Bizarre was given option to buy itself back

Former Bizarre Creations senior staffers have opened up about their studio's untimely demise, reports Edge. They talked about how their culture changed under Activision, and how they had the opportunity to buy themselves back.

Former creative director Martyn Chudley recalls a change in the atmosphere once Activision bought the company. "We really felt that they would leave our culture alone, and for a while it was fine, but slowly the feeling did start to change," he said. "We weren't an independent studio making 'our' games anymore -- we were making games to fill slots. Although we did all believe in them, they were more products of committee and analysts." He concedes that Blur "failed to resonate" and called it "too tough to pigeonhole."

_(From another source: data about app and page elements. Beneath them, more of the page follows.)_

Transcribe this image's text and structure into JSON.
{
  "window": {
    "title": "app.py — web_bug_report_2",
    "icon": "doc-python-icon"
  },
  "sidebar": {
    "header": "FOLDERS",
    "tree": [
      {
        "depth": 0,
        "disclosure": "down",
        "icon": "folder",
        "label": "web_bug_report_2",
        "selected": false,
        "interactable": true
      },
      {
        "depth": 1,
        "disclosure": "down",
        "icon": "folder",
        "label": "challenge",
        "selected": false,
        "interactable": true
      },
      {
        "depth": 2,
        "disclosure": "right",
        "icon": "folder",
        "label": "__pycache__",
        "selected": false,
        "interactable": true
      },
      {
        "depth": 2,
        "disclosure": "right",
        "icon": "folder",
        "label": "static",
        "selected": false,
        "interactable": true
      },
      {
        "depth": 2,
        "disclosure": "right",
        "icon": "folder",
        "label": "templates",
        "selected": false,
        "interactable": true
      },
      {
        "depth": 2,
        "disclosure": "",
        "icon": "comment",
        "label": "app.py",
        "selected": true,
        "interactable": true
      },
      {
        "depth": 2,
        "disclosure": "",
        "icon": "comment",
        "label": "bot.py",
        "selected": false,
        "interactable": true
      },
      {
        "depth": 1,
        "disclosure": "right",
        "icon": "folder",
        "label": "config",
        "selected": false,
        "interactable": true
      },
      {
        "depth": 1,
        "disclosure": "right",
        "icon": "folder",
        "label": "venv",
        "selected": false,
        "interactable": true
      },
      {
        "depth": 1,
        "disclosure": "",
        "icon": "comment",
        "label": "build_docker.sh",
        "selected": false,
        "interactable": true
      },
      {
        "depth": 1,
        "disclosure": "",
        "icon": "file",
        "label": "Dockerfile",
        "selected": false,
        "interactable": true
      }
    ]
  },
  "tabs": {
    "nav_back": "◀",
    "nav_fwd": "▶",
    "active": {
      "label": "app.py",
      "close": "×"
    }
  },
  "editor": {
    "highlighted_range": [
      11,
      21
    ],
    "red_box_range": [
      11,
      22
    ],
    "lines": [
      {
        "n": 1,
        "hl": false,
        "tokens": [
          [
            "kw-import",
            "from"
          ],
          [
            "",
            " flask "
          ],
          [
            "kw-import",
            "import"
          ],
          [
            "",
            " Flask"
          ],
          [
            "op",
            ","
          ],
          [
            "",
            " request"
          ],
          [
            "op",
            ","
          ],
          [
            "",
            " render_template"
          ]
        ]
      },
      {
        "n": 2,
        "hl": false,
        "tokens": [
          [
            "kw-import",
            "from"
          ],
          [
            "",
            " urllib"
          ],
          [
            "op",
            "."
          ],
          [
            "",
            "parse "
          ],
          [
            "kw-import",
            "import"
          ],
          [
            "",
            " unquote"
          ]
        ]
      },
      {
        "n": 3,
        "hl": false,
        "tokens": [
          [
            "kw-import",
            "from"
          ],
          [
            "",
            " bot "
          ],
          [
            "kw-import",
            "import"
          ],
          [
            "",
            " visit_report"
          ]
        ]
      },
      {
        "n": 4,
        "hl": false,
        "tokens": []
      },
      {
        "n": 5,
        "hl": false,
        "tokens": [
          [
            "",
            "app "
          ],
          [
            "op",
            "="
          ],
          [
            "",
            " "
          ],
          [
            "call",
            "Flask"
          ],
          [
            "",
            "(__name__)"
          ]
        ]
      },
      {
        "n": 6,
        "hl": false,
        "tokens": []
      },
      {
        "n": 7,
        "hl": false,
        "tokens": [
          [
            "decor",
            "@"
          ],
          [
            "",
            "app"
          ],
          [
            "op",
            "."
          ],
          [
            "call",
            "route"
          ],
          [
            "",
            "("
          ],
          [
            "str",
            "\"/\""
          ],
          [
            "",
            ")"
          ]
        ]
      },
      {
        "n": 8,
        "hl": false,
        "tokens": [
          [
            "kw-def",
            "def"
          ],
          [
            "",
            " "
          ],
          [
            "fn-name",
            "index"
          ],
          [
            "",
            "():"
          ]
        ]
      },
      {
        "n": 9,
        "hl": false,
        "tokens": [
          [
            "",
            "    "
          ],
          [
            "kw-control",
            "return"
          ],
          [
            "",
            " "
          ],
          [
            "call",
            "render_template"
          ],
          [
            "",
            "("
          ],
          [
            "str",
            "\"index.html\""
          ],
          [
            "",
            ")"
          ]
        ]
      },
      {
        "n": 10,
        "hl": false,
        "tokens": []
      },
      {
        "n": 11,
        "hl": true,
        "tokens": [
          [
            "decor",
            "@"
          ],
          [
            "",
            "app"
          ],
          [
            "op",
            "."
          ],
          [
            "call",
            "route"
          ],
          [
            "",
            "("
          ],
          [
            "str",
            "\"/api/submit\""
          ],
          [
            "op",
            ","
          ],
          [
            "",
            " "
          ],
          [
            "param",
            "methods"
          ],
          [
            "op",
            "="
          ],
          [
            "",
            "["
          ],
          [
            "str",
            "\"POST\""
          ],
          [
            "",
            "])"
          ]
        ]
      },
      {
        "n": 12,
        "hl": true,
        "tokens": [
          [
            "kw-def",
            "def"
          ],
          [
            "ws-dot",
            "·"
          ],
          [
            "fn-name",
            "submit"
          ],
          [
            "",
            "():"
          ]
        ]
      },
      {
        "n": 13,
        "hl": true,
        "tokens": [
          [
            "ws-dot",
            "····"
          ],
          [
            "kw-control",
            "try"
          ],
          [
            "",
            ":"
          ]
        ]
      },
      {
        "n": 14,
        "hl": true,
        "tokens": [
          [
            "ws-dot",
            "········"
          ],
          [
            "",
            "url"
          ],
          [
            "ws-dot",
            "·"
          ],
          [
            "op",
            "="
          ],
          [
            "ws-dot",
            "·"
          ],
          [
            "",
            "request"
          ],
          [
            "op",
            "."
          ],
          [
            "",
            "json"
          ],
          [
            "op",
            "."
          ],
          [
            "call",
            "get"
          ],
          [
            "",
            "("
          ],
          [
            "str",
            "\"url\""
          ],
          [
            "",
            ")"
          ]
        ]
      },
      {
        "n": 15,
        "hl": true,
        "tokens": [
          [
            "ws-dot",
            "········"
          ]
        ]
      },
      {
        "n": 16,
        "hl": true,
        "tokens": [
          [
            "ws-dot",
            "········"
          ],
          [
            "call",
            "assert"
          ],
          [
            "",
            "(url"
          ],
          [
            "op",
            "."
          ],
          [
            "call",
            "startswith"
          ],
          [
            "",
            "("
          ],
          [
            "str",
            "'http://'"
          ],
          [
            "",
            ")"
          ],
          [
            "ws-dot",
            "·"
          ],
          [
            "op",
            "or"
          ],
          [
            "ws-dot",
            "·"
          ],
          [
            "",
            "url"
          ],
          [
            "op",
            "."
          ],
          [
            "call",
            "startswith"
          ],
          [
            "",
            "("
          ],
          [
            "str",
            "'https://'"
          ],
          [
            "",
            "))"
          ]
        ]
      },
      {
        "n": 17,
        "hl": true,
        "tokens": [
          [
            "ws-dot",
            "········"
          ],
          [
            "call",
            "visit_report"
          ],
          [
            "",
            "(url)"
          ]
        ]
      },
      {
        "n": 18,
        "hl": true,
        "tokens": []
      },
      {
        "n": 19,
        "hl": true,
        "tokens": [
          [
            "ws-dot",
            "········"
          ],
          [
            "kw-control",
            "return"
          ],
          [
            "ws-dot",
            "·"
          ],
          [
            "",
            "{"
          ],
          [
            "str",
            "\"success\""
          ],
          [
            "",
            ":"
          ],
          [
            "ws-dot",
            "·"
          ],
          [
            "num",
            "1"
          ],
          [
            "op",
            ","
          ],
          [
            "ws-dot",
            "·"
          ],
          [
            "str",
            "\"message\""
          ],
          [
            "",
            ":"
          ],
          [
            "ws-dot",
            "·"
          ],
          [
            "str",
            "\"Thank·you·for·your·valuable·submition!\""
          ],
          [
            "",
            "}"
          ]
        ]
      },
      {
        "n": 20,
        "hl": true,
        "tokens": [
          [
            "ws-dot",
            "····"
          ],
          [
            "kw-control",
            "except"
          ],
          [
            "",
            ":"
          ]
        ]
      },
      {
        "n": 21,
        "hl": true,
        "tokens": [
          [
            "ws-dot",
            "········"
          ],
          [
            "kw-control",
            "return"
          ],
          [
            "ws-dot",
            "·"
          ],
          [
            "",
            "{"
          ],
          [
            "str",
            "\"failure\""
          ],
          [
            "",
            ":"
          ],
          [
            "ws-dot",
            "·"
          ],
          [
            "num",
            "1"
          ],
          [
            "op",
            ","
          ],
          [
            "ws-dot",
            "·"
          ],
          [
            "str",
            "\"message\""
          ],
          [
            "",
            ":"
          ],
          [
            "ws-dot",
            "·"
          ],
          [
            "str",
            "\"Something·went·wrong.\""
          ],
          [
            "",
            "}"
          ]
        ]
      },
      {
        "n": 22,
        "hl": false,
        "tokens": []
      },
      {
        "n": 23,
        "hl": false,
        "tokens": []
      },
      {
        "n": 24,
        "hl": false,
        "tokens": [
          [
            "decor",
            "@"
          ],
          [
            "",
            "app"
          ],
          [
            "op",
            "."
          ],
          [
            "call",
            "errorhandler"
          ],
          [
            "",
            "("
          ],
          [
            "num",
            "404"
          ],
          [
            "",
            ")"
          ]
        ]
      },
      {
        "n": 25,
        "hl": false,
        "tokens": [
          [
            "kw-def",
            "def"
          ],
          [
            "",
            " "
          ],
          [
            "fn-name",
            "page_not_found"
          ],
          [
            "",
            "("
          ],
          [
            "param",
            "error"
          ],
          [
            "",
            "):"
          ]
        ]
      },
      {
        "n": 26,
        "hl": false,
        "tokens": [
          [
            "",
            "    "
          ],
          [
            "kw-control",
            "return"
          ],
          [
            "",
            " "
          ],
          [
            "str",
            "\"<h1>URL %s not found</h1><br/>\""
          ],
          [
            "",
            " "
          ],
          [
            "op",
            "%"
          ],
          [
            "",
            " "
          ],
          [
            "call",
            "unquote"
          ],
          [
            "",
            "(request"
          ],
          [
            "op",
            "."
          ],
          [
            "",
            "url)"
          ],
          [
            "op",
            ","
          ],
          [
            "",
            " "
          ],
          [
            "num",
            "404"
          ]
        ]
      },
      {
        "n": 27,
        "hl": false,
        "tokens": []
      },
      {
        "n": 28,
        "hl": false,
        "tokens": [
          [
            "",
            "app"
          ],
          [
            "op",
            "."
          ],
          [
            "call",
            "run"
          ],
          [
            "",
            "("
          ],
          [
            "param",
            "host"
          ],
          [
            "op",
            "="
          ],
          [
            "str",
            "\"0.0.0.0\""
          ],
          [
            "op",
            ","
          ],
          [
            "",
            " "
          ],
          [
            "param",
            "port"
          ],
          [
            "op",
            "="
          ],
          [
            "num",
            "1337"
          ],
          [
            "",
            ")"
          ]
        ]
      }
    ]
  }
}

Gareth Wilson, former design manager, said the culture changed partly because of the staff size. "It's a challenge for any studio these days to make everyone on the team feel like they're really contributing to a game when there could be well over 100 people on a single game in production," he said.

Also telling, is the fact that Bizarre was given the chance to buy itself back, but declined. "Without going into details, yes, there was [an opportunity]," said Chudley, "but I personally thought there was far greater potential for the security and well-being of the company if a third party could come in."

Sarah Chudley, Martyn's wife and the company's former commercial manager, suggests they turned the offer down because they "didn't have the skills, capability or finances to look after 200 people. Martyn and I were always small-company people, which is why we stepped aside when we realized it needed big-company skills to manage."

Some Bizarre staffers have gone on to make their own new studios, including Lucid Games and Hogrocket.